File under “events which don’t happen every day”: Gawker describing a newspaper article as being “real journalism” (their emphasis) and “what news alarmists say will be missing if and when we lose newspapers”.
But the fact is that the article in question, an investigation into Chicago parking-meter revenues by Dan Mihalopoulos, is contentious, one-sided, and flawed.
A bit of background: in February, a company named Chicago Parking Meters LLC paid the city $1.15 billion for the right to parking fee revenues for the next 75 years. And now? Well, the headline seems unambiguous: “Company Piles Up Profits From City’s Parking Meter Deal”. But in fact the article only gives numbers for revenues and operating profits. There’s no indication of Chicago Parking Meters’s cost of funds, or whether, after paying the interest on its debt, it’s managing to make any profit at all.
The theme of the article is that selling the rights to parking fee revenues was a mistake:
“Had we done this ourselves, it could have made a lot more money,” said Alderman Scott Waguespack…
The economist Roger Skurski calculated the current value of the deal. Mr. Skurski said his conservative estimate was that “the city could have earned about $670 million more by keeping the asset.”
But this ignores the whole point of doing the deal in the first place: that the city was politically incapable of raising the parking-meter rate itself. This was clear as far back as December, when I wrote that “this parking-meter initiative is the municipal equivalent of a CEO hiring McKinsey to come in and recommend job cuts: it’s a way of doing what needs to be done while somehow managing to blame someone else”. When the deal went through, Chicago parking meters were charging just 25 cents per hour: all the proof you’d ever need that the city, on its own, was incapable of charging a market-clearing price for on-street parking.
Mihalopoulos also ignores the question of whether higher parking-meter rates might benefit the city of Chicago in other ways, by reducing the congestion from cars circling downtown streets at a crawl, desperately seeking a Spot.

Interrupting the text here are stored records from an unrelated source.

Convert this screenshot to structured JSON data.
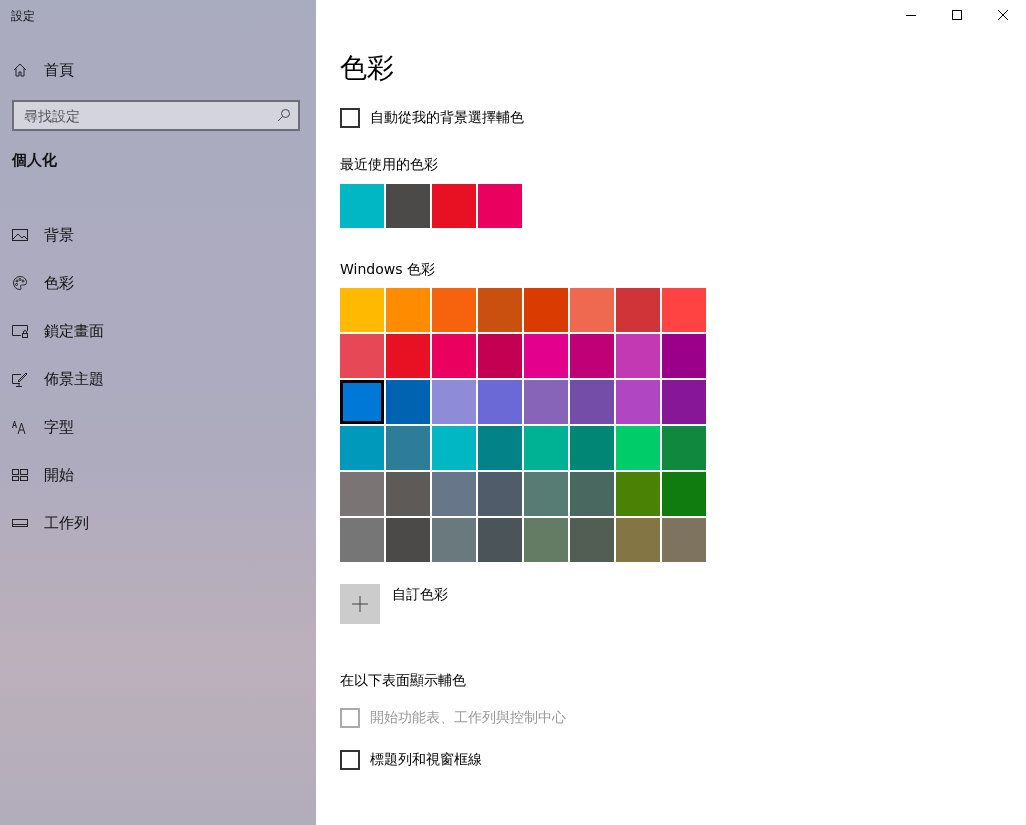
{
  "window": {
    "title": "設定"
  },
  "sidebar": {
    "home": {
      "label": "首頁"
    },
    "search": {
      "placeholder": "尋找設定"
    },
    "section": "個人化",
    "items": [
      {
        "label": "背景"
      },
      {
        "label": "色彩"
      },
      {
        "label": "鎖定畫面"
      },
      {
        "label": "佈景主題"
      },
      {
        "label": "字型"
      },
      {
        "label": "開始"
      },
      {
        "label": "工作列"
      }
    ]
  },
  "page": {
    "title": "色彩",
    "auto_accent": {
      "label": "自動從我的背景選擇輔色",
      "checked": false,
      "disabled": false
    },
    "recent": {
      "heading": "最近使用的色彩",
      "swatches": [
        {
          "color": "#00b7c3"
        },
        {
          "color": "#4c4a48"
        },
        {
          "color": "#e81123"
        },
        {
          "color": "#ea005e"
        }
      ]
    },
    "windows_colors": {
      "heading": "Windows 色彩",
      "swatches": [
        {
          "color": "#ffb900",
          "selected": false
        },
        {
          "color": "#ff8c00",
          "selected": false
        },
        {
          "color": "#f7630c",
          "selected": false
        },
        {
          "color": "#ca5010",
          "selected": false
        },
        {
          "color": "#da3b01",
          "selected": false
        },
        {
          "color": "#ef6950",
          "selected": false
        },
        {
          "color": "#d13438",
          "selected": false
        },
        {
          "color": "#ff4343",
          "selected": false
        },
        {
          "color": "#e74856",
          "selected": false
        },
        {
          "color": "#e81123",
          "selected": false
        },
        {
          "color": "#ea005e",
          "selected": false
        },
        {
          "color": "#c30052",
          "selected": false
        },
        {
          "color": "#e3008c",
          "selected": false
        },
        {
          "color": "#bf0077",
          "selected": false
        },
        {
          "color": "#c239b3",
          "selected": false
        },
        {
          "color": "#9a0089",
          "selected": false
        },
        {
          "color": "#0078d7",
          "selected": true
        },
        {
          "color": "#0063b1",
          "selected": false
        },
        {
          "color": "#8e8cd8",
          "selected": false
        },
        {
          "color": "#6b69d6",
          "selected": false
        },
        {
          "color": "#8764b8",
          "selected": false
        },
        {
          "color": "#744da9",
          "selected": false
        },
        {
          "color": "#b146c2",
          "selected": false
        },
        {
          "color": "#881798",
          "selected": false
        },
        {
          "color": "#0099bc",
          "selected": false
        },
        {
          "color": "#2d7d9a",
          "selected": false
        },
        {
          "color": "#00b7c3",
          "selected": false
        },
        {
          "color": "#038387",
          "selected": false
        },
        {
          "color": "#00b294",
          "selected": false
        },
        {
          "color": "#018574",
          "selected": false
        },
        {
          "color": "#00cc6a",
          "selected": false
        },
        {
          "color": "#10893e",
          "selected": false
        },
        {
          "color": "#7a7574",
          "selected": false
        },
        {
          "color": "#5d5a58",
          "selected": false
        },
        {
          "color": "#68768a",
          "selected": false
        },
        {
          "color": "#515c6b",
          "selected": false
        },
        {
          "color": "#567c73",
          "selected": false
        },
        {
          "color": "#486860",
          "selected": false
        },
        {
          "color": "#498205",
          "selected": false
        },
        {
          "color": "#107c10",
          "selected": false
        },
        {
          "color": "#767676",
          "selected": false
        },
        {
          "color": "#4c4a48",
          "selected": false
        },
        {
          "color": "#69797e",
          "selected": false
        },
        {
          "color": "#4a5459",
          "selected": false
        },
        {
          "color": "#647c64",
          "selected": false
        },
        {
          "color": "#525e54",
          "selected": false
        },
        {
          "color": "#847545",
          "selected": false
        },
        {
          "color": "#7e735f",
          "selected": false
        }
      ]
    },
    "custom_color": {
      "label": "自訂色彩"
    },
    "surfaces": {
      "heading": "在以下表面顯示輔色",
      "options": [
        {
          "label": "開始功能表、工作列與控制中心",
          "checked": false,
          "disabled": true
        },
        {
          "label": "標題列和視窗框線",
          "checked": false,
          "disabled": false
        }
      ]
    }
  }
}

And he also buries the news that in fact Chicago Parking Meters is making less money than it had expected:
According to the meter deal’s income statement for May 2009, revenues for the month were about 20 percent below projections. At the same time, expenses were far over budget, mostly for “supplemental staffing.”…
Because the company is not writing tickets, it seems many Chicagoans are getting away with parking for free. A company audit of a section of the North Side found 41 percent of occupied spaces filled by motorists who were not paying, according to the company records.
What’s more, at the end of the story we find this:
Before entering into the parking meter deal, the city hired a consultant whose confidential report suggested the lease could generate $650 million to $1.2 billion for the city.
The report was not disclosed to the public until after the check from the winning parking meter bidder cleared. Officials say revealing a consultant’s valuation analysis before a deal closes would hurt the city’s chances of getting the best possible deal.
This datapoint comes well over 1,000 words after Mihalopoulos tells us about the $1.15 billion deal value. If you don’t remember that number from the beginning of the article, the tone of the writing makes it seem as though the city was somehow hiding a report which showed it got a bad price. Instead, the report reveals that the city got a price at the very top of the expected range.
So far, Chicago Parking Meters has made rather less money than it had hoped out of this deal. Maybe its revenues will recover, as Mihalopoulos seems to think they will; on the other hand, maybe they won’t. The risk all belongs to the company, rather than the city. The city just gets to spend a whopping great big check, and also bring the price of on-street parking up to where it should have been for years. A good deal, not a bad one.